If, in our modern database records of case studies we can’t find a single instance in which just one person had an hallucination of a deceased person, and then insisted that the dead person had come back to life (not as a ghost, but as a corporeal being) and left the grave, then how on earth are we going to find SEVERAL people who have had hallucinations, and who then insist that the dead person had bodily come back to life, and left the grave?
–Christian reader of this blog
The problem with this statement is that it contains a huge assumption. It assumes that we know anything about what the original eyewitnesses to Jesus appearances believed they saw, and then, what these eyewitnesses then told others about what that they believed they had seen.

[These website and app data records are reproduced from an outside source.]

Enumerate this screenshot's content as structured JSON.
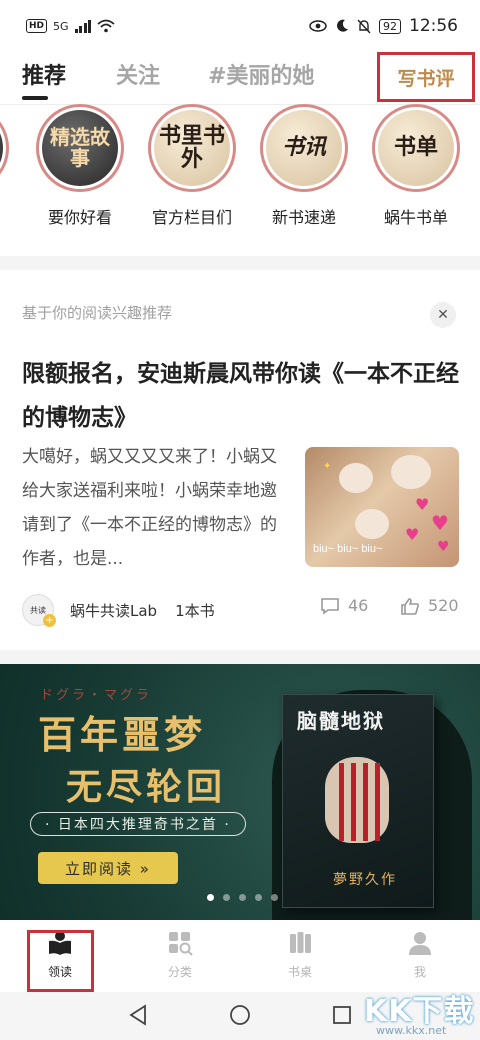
{
  "status_bar": {
    "hd": "HD",
    "network": "5G",
    "battery": "92",
    "time": "12:56"
  },
  "tabs": [
    {
      "label": "推荐",
      "active": true
    },
    {
      "label": "关注",
      "active": false
    },
    {
      "label": "#美丽的她",
      "active": false
    }
  ],
  "write_review_label": "写书评",
  "circles": [
    {
      "art": "精选故事",
      "label": "要你好看"
    },
    {
      "art": "书里书外",
      "label": "官方栏目们"
    },
    {
      "art": "书讯",
      "label": "新书速递"
    },
    {
      "art": "书单",
      "label": "蜗牛书单"
    }
  ],
  "card": {
    "hint": "基于你的阅读兴趣推荐",
    "close_icon": "close-icon",
    "title": "限额报名，安迪斯晨风带你读《一本不正经的博物志》",
    "body": "大噶好，蜗又又又又来了！小蜗又给大家送福利来啦！小蜗荣幸地邀请到了《一本不正经的博物志》的作者，也是...",
    "thumb_caption": "biu~ biu~ biu~",
    "author": "蜗牛共读Lab",
    "book_count": "1本书",
    "comments": "46",
    "likes": "520"
  },
  "banner": {
    "jp_text": "ドグラ・マグラ",
    "line1": "百年噩梦",
    "line2": "无尽轮回",
    "tagline": "· 日本四大推理奇书之首 ·",
    "read_button": "立即阅读 »",
    "book_title": "脑髓地狱",
    "book_author": "夢野久作",
    "slide_count": 5,
    "active_slide": 0
  },
  "bottom_nav": [
    {
      "label": "领读",
      "icon": "book-reading-icon",
      "active": true
    },
    {
      "label": "分类",
      "icon": "category-grid-icon",
      "active": false
    },
    {
      "label": "书桌",
      "icon": "bookshelf-icon",
      "active": false
    },
    {
      "label": "我",
      "icon": "user-icon",
      "active": false
    }
  ],
  "watermark": {
    "text": "KK下载",
    "url": "www.kkx.net"
  },
  "colors": {
    "highlight_red": "#c8323a",
    "gold": "#c18a4a",
    "banner_green": "#173a33",
    "button_yellow": "#e6c84e"
  }
}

Detailed stories about Jesus appearances were not written down until five to six decades after Jesus’ death, by authors whom most experts suspect were not eyewitnesses nor even associates of eyewitnesses. These detailed appearance stories do not appear in the earliest Christian writings, the epistles of Paul, nor do they appear in the earliest gospel written, the Gospel of Mark. Therefore, the most that we can assume, if we listen to the majority of experts, is that a significant percentage of early Christians quickly came to the belief that Jesus had been resurrected from the dead.
But what period of time is “quickly”?
Even if the Early Creed as quoted by Paul in First Corinthians 15 was formed approximately three years after Jesus’ death, as many conservative Christians claim, that still gives time for the Appearance Stories to have evolved and to have been embellished. Rumors in our own time evolve very quickly. Why should we expect it to have been any different in the first century?
Bottom line: We have no idea what the original eyewitnesses saw nor what the original eyewitnesses told others that they had seen. Even conservative Christians will admit that the Early Creed is not chronologically accurate as it fails to mention any women discovering the empty tomb prior to any appearances to the male disciples. This indicates one of two things: the Early Creed is a theological statement, not an historical statement, or, the Early Creed is chronologically accurate and the appearance stories in the last three Gospels are historically inaccurate. And both these options are bad for conservative Christians. If the Early Creed is only a theological statement, never meant to be read as an accurate recording of historical events, but rather for the purpose of evangelization and perhaps to establish the authority of the Jerusalem church, how do we know that certain appearance stories weren’t invented? And of course if the detailed appearance stories in the Gospels are historically unreliable, that leaves the bare-bones account of appearances in the Early Creed, in which not one single description is given of what the eyewitnesses saw or even where these appearances occurred!
But what about the claim that there are no recorded accounts of anyone else claiming to have seen a dead person and then continuing to believe that that dead person is alive and that his or her grave is empty. I suggest that if we dig (no pun intended), we will probably find such stories. Here is one.
Mourning seems to be a time when hallucinations are particularly common, to the point where feeling the presence of the deceased is the norm rather than the exception. One study, by the researcher Agneta Grimby at the University of Goteborg, found that over 80 percent of elderly people experience hallucinations associated with their dead partner one month after bereavement, as if their perception had yet to catch up with the knowledge of their beloved’s passing. As a marker of how vivid such visions can seem, almost a third of the people reported that they spoke in response to their experiences. In other words, these weren’t just peripheral illusions: they could evoke the very essence of the deceased. Occasionally, these hallucinations are heart-rending. A 2002 case report by German researchers described how a middle aged woman, grieving her daughter’s death from a heroin overdose, regularly saw the young girl and sometimes heard her say “Mamma, Mamma!” and “It’s so cold.”
Did this grieving mother believe that her daughter was still alive and that her grave is empty? The article doesn’t say. But I think it is pretty safe for us to assume that this mother believed that she was seeing and speaking to her daughter, not just an ethereal, ghostly representation of her daughter. Why couldn’t the experiences of the disciples of Jesus have been very similar to that of this mother?
Using critical thinking skills, we can dismiss these stories, including the stories about Jesus, as nothing more than grief hallucinations; and in Jesus’ case, heart-gripping grief hallucinations which resulted in carefully crafted, heavily embellished works of evangelization decades later.
End of post.